JK: Conceptual history is an anglophone offspring of the German Begriffsgeschichte. Where do you see differences between these two, and what potential do you ascribe to the internationalization of Begriffsgeschichte?
FS: The international reception of Koselleck has starkly increased over the last two or three decades and has taken many different forms, which makes it difficult to speak about general differences. Koselleck’s Begriffsgeschichte is shaped by very specific historical preconditions that, from the perspective of other national and cultural developments, appear questionable or alien. This applies, for example, to the philosophical dimensions of his methodology and its theoretical aspiration to contribute to a comprehensive theory of modernity or to at least become an indispensable reference for such a theory. This claim, and the methodological conjunction between social history and Begriffsgeschichte, make it appear specious in times of a general critique of grand narratives and post-structural constructivism. On the other hand, the heuristic apparatus of Begriffsgeschichte with concepts, such as temporalization, Sattelzeit, time layers or contemporaneous non-contemporaneity made Begriffsgeschichte very interesting for historiographical research. The internationalization of Begriffsgeschichte opens up an array of completely new problems that are related, in particular, to the (non-)translatability of concepts and the transfer of theoretical premises to other contexts. With regard to Koselleck’s notion of Sattelzeit, it has often been argued that it appeared earlier (England, France) or later (Italy) or in different forms that require a different heuristic instrumentarium. With the integration of non-European and non-Western languages and cultures these problems multiply because here the means such as historical language encyclopedias which are indispensable for conceptual historians are sometimes hardly available or because the relationship between written and spoken language is different, e.g. in cultures that build on the Chinese language.
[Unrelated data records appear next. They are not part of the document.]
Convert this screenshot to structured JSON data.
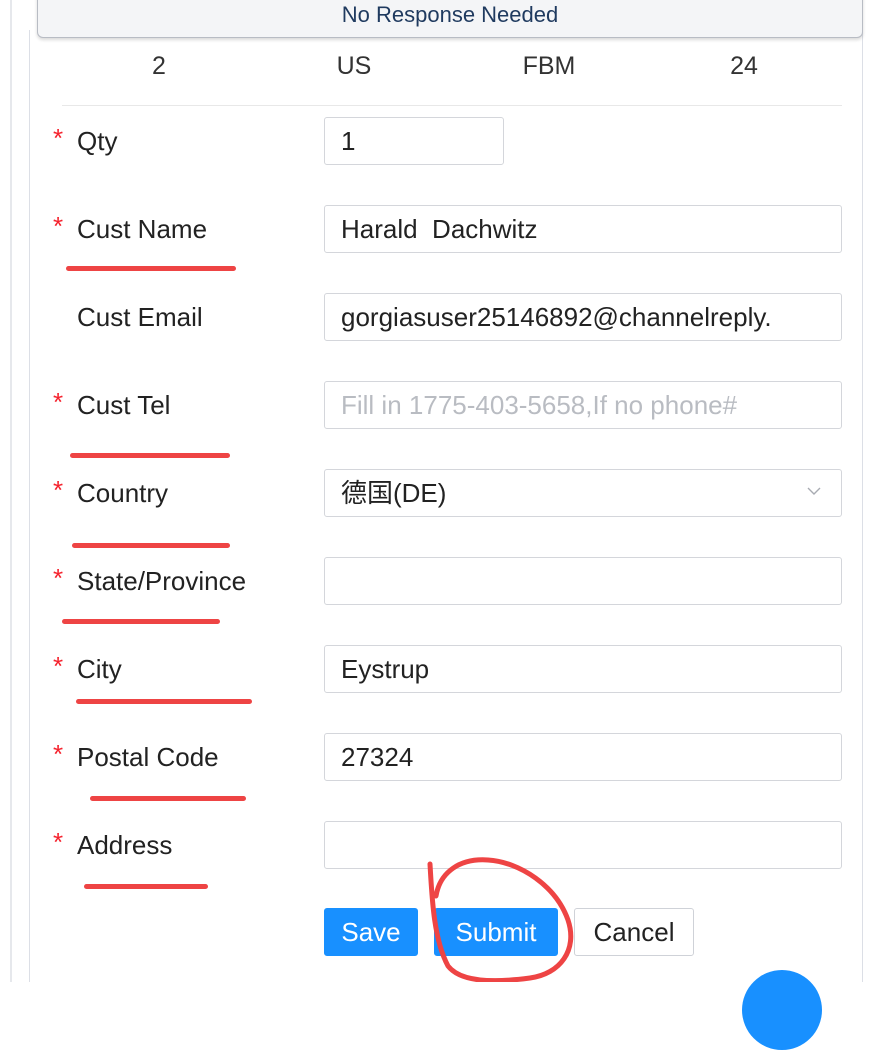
{
  "banner": {
    "label": "No Response Needed"
  },
  "summary": {
    "quantity": "2",
    "marketplace": "US",
    "fulfillment": "FBM",
    "hours": "24"
  },
  "form": {
    "qty": {
      "label": "Qty",
      "value": "1",
      "required": true
    },
    "cust_name": {
      "label": "Cust Name",
      "value": "Harald  Dachwitz",
      "required": true
    },
    "cust_email": {
      "label": "Cust Email",
      "value": "gorgiasuser25146892@channelreply.",
      "required": false
    },
    "cust_tel": {
      "label": "Cust Tel",
      "value": "",
      "placeholder": "Fill in 1775-403-5658,If no phone#",
      "required": true
    },
    "country": {
      "label": "Country",
      "value": "德国(DE)",
      "required": true
    },
    "state": {
      "label": "State/Province",
      "value": "",
      "required": true
    },
    "city": {
      "label": "City",
      "value": "Eystrup",
      "required": true
    },
    "postal_code": {
      "label": "Postal Code",
      "value": "27324",
      "required": true
    },
    "address": {
      "label": "Address",
      "value": "",
      "required": true
    },
    "required_mark": "*"
  },
  "actions": {
    "save_label": "Save",
    "submit_label": "Submit",
    "cancel_label": "Cancel"
  },
  "colors": {
    "primary": "#1890ff",
    "required": "#f5222d",
    "annotation": "#ee4444"
  }
}
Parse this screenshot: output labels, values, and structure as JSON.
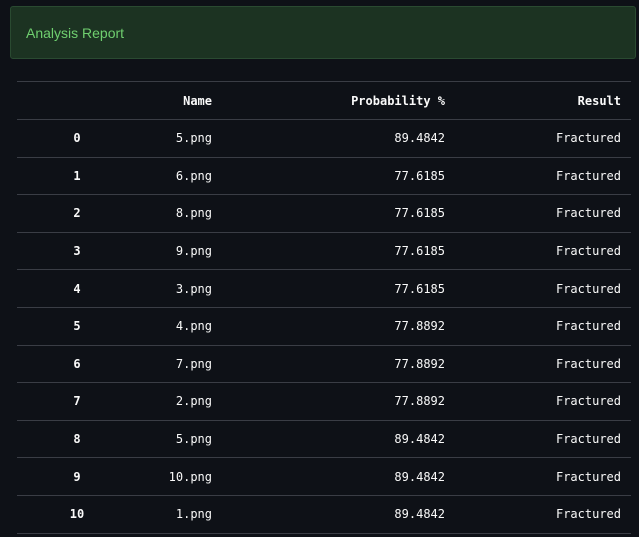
{
  "alert": {
    "text": "Analysis Report"
  },
  "table": {
    "columns": [
      "",
      "Name",
      "Probability %",
      "Result"
    ],
    "rows": [
      {
        "index": "0",
        "name": "5.png",
        "probability": "89.4842",
        "result": "Fractured"
      },
      {
        "index": "1",
        "name": "6.png",
        "probability": "77.6185",
        "result": "Fractured"
      },
      {
        "index": "2",
        "name": "8.png",
        "probability": "77.6185",
        "result": "Fractured"
      },
      {
        "index": "3",
        "name": "9.png",
        "probability": "77.6185",
        "result": "Fractured"
      },
      {
        "index": "4",
        "name": "3.png",
        "probability": "77.6185",
        "result": "Fractured"
      },
      {
        "index": "5",
        "name": "4.png",
        "probability": "77.8892",
        "result": "Fractured"
      },
      {
        "index": "6",
        "name": "7.png",
        "probability": "77.8892",
        "result": "Fractured"
      },
      {
        "index": "7",
        "name": "2.png",
        "probability": "77.8892",
        "result": "Fractured"
      },
      {
        "index": "8",
        "name": "5.png",
        "probability": "89.4842",
        "result": "Fractured"
      },
      {
        "index": "9",
        "name": "10.png",
        "probability": "89.4842",
        "result": "Fractured"
      },
      {
        "index": "10",
        "name": "1.png",
        "probability": "89.4842",
        "result": "Fractured"
      }
    ]
  },
  "colors": {
    "background": "#0e1117",
    "alert_background": "#1c3322",
    "alert_text": "#6fcf6f",
    "grid_line": "#3a3d45"
  }
}
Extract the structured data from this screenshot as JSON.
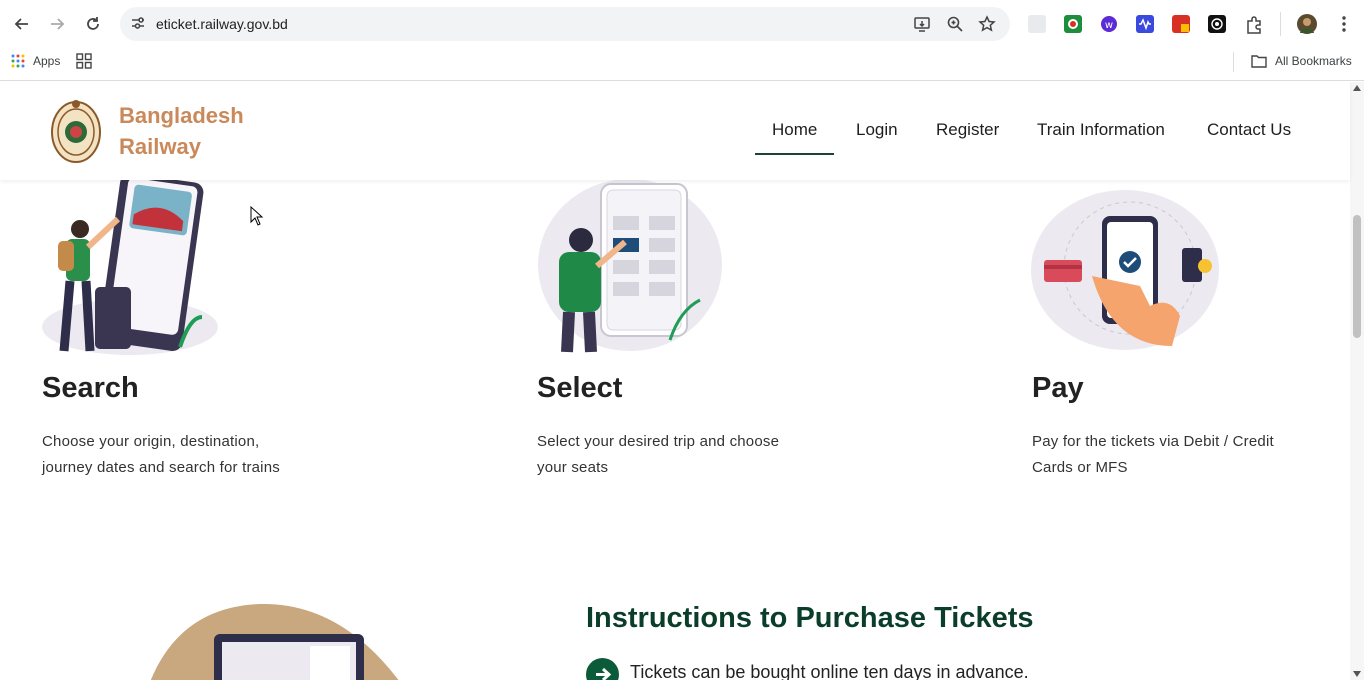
{
  "browser": {
    "url": "eticket.railway.gov.bd",
    "bookmarks": {
      "apps_label": "Apps",
      "all_bookmarks_label": "All Bookmarks"
    }
  },
  "site": {
    "brand_line1": "Bangladesh",
    "brand_line2": "Railway",
    "menu": {
      "home": "Home",
      "login": "Login",
      "register": "Register",
      "train_information": "Train Information",
      "contact_us": "Contact Us"
    },
    "active_menu": "Home"
  },
  "steps": [
    {
      "title": "Search",
      "desc": "Choose your origin, destination, journey dates and search for trains"
    },
    {
      "title": "Select",
      "desc": "Select your desired trip and choose your seats"
    },
    {
      "title": "Pay",
      "desc": "Pay for the tickets via Debit / Credit Cards or MFS"
    }
  ],
  "instructions": {
    "title": "Instructions to Purchase Tickets",
    "first_item": "Tickets can be bought online ten days in advance."
  },
  "colors": {
    "brand": "#c9895a",
    "accent_green": "#0b3d2b",
    "active_underline": "#1b4438"
  }
}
The research on these topics is just beginning but already promises a multiplicity of new perspectives that transgress the horizon of Koselleck’s Begriffsgeschichte.